What consumers can and cannot get from systematic reviews

Systematic reviews ask a very specific research question about a particular intervention in a clearly defined group of people who have a health condition or problem. Reviews provide powerful information on the state of knowledge about a healthcare intervention and whether that intervention is an effective treatment of a healthcare condition.

Reviews are dependent on the availability of studies and the information these studies contain.

Healthcare studies differ dramatically in what they look for and how well they are carried out and, therefore, how much weight one can put on their conclusions. Part of the reason for performing systematic reviews is to reduce the effects of these shortcomings. Issues of conflict of interest and corporate funding of healthcare studies are also important considerations in drawing conclusions from any study.

Reviews more often assess benefits rather than harms.

Healthcare studies are generally designed to assess the benefits, rather than the harms, of an intervention. Studies generally have a relatively short designated time period.
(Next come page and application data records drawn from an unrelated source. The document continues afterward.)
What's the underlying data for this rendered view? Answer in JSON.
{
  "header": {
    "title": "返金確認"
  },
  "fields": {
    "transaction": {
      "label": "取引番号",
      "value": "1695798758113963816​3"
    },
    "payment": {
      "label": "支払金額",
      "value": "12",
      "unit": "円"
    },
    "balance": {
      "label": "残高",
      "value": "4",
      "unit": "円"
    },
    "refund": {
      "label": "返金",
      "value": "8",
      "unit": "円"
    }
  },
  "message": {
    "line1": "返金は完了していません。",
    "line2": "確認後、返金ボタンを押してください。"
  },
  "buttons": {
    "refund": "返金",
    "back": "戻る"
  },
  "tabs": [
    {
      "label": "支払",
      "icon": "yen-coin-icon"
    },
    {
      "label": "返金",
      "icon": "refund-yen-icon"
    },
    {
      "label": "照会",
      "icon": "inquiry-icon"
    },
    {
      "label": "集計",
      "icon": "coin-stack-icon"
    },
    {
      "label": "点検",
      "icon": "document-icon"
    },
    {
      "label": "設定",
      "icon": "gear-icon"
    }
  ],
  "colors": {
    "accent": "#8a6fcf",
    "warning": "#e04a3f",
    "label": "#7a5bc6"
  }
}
Any possible harms of an intervention may be expected to occur less frequently and over a longer period of time than the studies cover.

Randomised controlled trials are expensive to run. They are very time consuming and multiple factors may limit how many participants are involved, the outcomes measured and the length of the trial. Therefore, many studies are conducted to identify benefits that may be financially rewarding.

Participants of studies are carefully selected to reduce the risk of other problems interfering with the effectiveness of an intervention. Therefore, the selective nature of this process needs to be carefully considered when assessing a systematic review.

Systematic reviews:

  • follow stringent guidelines as to what types of studies are included and how healthcare measures of effectiveness can be expressed and combined;

  • cannot offer a guideline for treatment, especially if a person differs from those defined in the review. Individuals may have accompanying health problems, be in a different healthcare setting, or receive more than one intervention, for example;

  • may consider outcomes other than the one you are interested in and may not look at long term effects of an intervention;

  • may only find studies that are limited in a single healthcare setting, in which they take place;

  • may provide limited conclusions because of the specific question asked and/or the studies that were found.